Following a review of its lending program, the board of the International Monetary Fund, IMF, has approved the release of $447.39 million to Kenya, the fund announced on Tuesday.
The fund stated in a statement that efforts toward fiscal consolidation had caused Kenya’s public debt to “level off,” and it added that it had given extra money under an existing facility.
In April of last year, the IMF and the country of East Africa agreed to a 38-month financing arrangement under its extended fund facility and extended credit facility. The most recent payment brings the total to $1.65 billion.
According to the IMF, Kenya would now receive a total of $2.416 billion from the present agreement. The increase was agreed upon by both parties last month to cover expenses for external finance “due to the drought and difficult global financial conditions”. Due to a spike in bond yields, the government decided to postpone its June Eurobond sale.
The government of President William Ruto, who took office in September, intends to eliminate costly commercial borrowing in favor of less expensive sources like the World Bank to lessen the burden that debt servicing puts on revenue.
This is coming after the IMF announced that it would release $3 billion to Ghana by the first quarter of 2023, according to the Finance Minister, Ken Ofori-Atta.
The Minister claims that the medium-term macro-economic framework, structural reforms, and important fiscal measures included in the 2023 Budget are in line with the IMF-supported Programme.
On economic policies and reforms, Ghana has secured a staff-level agreement that will be supported by a three-year arrangement under the Extended Credit Facility.
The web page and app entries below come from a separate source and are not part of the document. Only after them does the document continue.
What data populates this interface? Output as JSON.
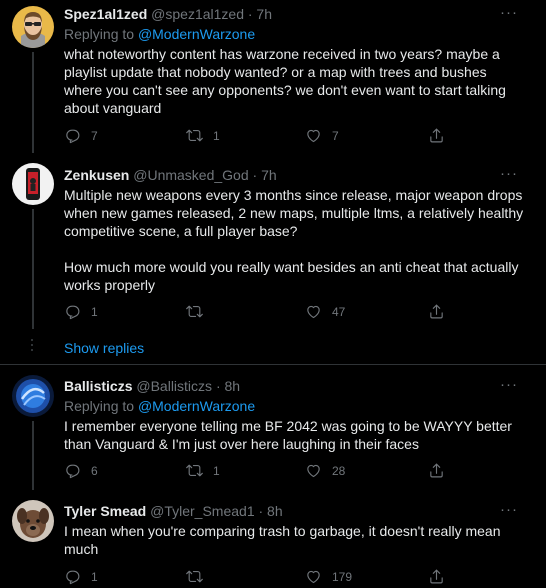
{
  "tweets": [
    {
      "name": "Spez1al1zed",
      "handle": "@spez1al1zed",
      "time": "· 7h",
      "replying_prefix": "Replying to",
      "replying_to": "@ModernWarzone",
      "text": "what noteworthy content has warzone received in two years? maybe a playlist update that nobody wanted? or a map with trees and bushes where you can't see any opponents? we don't even want to start talking about vanguard",
      "replies": "7",
      "retweets": "1",
      "likes": "7",
      "avatar_icon": "bearded-man-avatar-icon"
    },
    {
      "name": "Zenkusen",
      "handle": "@Unmasked_God",
      "time": "· 7h",
      "text_1": "Multiple new weapons every 3 months since release, major weapon drops when new games released, 2 new maps, multiple ltms, a relatively healthy competitive scene, a full player base?",
      "text_2": "How much more would you really want besides an anti cheat that actually works properly",
      "replies": "1",
      "retweets": "",
      "likes": "47",
      "avatar_icon": "phone-avatar-icon"
    },
    {
      "name": "Ballisticzs",
      "handle": "@Ballisticzs",
      "time": "· 8h",
      "replying_prefix": "Replying to",
      "replying_to": "@ModernWarzone",
      "text": "I remember everyone telling me BF 2042 was going to be WAYYY better than Vanguard & I'm just over here laughing in their faces",
      "replies": "6",
      "retweets": "1",
      "likes": "28",
      "avatar_icon": "blue-orb-avatar-icon"
    },
    {
      "name": "Tyler Smead",
      "handle": "@Tyler_Smead1",
      "time": "· 8h",
      "text": "I mean when you're comparing trash to garbage, it doesn't really mean much",
      "replies": "1",
      "retweets": "",
      "likes": "179",
      "avatar_icon": "dog-avatar-icon"
    }
  ],
  "show_replies": "Show replies",
  "more_label": "···",
  "colors": {
    "background": "#000000",
    "text": "#e7e9ea",
    "secondary": "#71767b",
    "link": "#1d9bf0",
    "divider": "#2f3336"
  }
}
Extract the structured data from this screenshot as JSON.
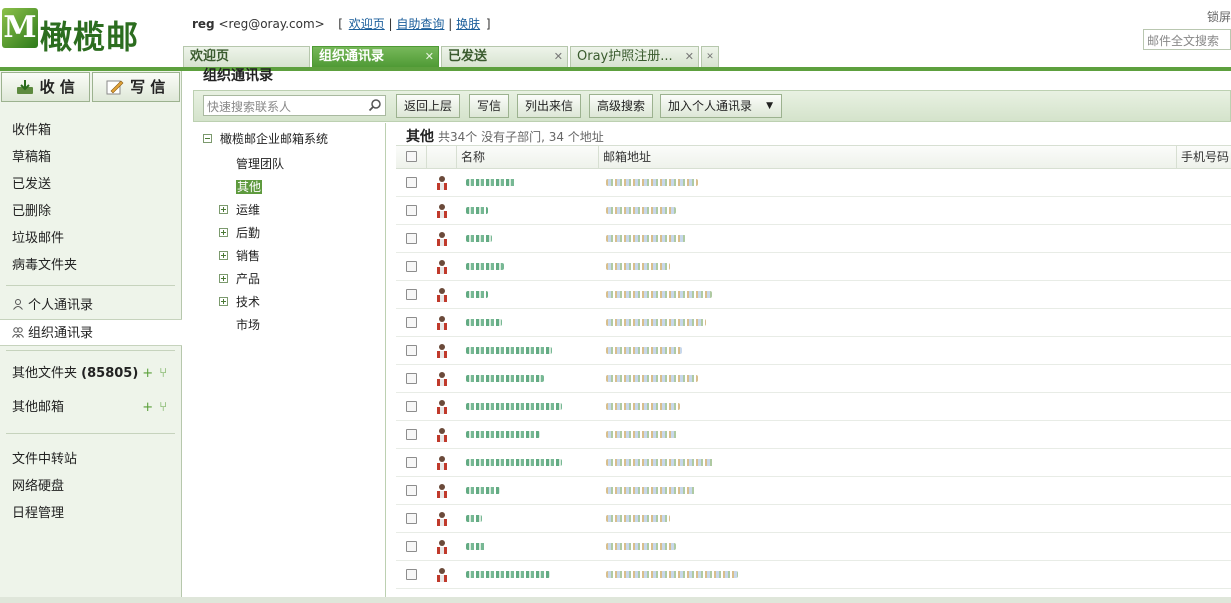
{
  "header": {
    "logo_text": "橄榄邮",
    "user_name": "reg",
    "user_email": "<reg@oray.com>",
    "links": [
      "欢迎页",
      "自助查询",
      "换肤"
    ],
    "lock_label": "锁屏",
    "mail_search_placeholder": "邮件全文搜索"
  },
  "tabs": [
    {
      "label": "欢迎页",
      "active": false,
      "closable": false
    },
    {
      "label": "组织通讯录",
      "active": true,
      "closable": true
    },
    {
      "label": "已发送",
      "active": false,
      "closable": true
    },
    {
      "label": "Oray护照注册...",
      "active": false,
      "closable": true
    }
  ],
  "sidebar": {
    "receive_label": "收 信",
    "compose_label": "写 信",
    "folders": [
      "收件箱",
      "草稿箱",
      "已发送",
      "已删除",
      "垃圾邮件",
      "病毒文件夹"
    ],
    "personal_contacts": "个人通讯录",
    "org_contacts": "组织通讯录",
    "other_folders_label": "其他文件夹",
    "other_folders_count": "(85805)",
    "other_mailbox_label": "其他邮箱",
    "tools": [
      "文件中转站",
      "网络硬盘",
      "日程管理"
    ]
  },
  "main": {
    "title": "组织通讯录",
    "search_placeholder": "快速搜索联系人",
    "buttons": {
      "back": "返回上层",
      "write": "写信",
      "list_incoming": "列出来信",
      "advanced_search": "高级搜索",
      "add_personal": "加入个人通讯录"
    },
    "tree": {
      "root": "橄榄邮企业邮箱系统",
      "nodes": [
        {
          "label": "管理团队",
          "expandable": false,
          "selected": false
        },
        {
          "label": "其他",
          "expandable": false,
          "selected": true
        },
        {
          "label": "运维",
          "expandable": true,
          "selected": false
        },
        {
          "label": "后勤",
          "expandable": true,
          "selected": false
        },
        {
          "label": "销售",
          "expandable": true,
          "selected": false
        },
        {
          "label": "产品",
          "expandable": true,
          "selected": false
        },
        {
          "label": "技术",
          "expandable": true,
          "selected": false
        },
        {
          "label": "市场",
          "expandable": false,
          "selected": false
        }
      ]
    },
    "group": {
      "name": "其他",
      "summary": "共34个 没有子部门, 34 个地址"
    },
    "columns": [
      "名称",
      "邮箱地址",
      "手机号码"
    ],
    "row_count_visible": 15
  },
  "colors": {
    "brand_green": "#5da03e",
    "active_tab": "#4f9a35",
    "sidebar_bg": "#eef4ea"
  }
}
The Minister stated that additional work must be done before the first tranche can be handed to the government in order to obtain the approval of the IMF board and management, adding that the SLA is only one part of the approval procedure.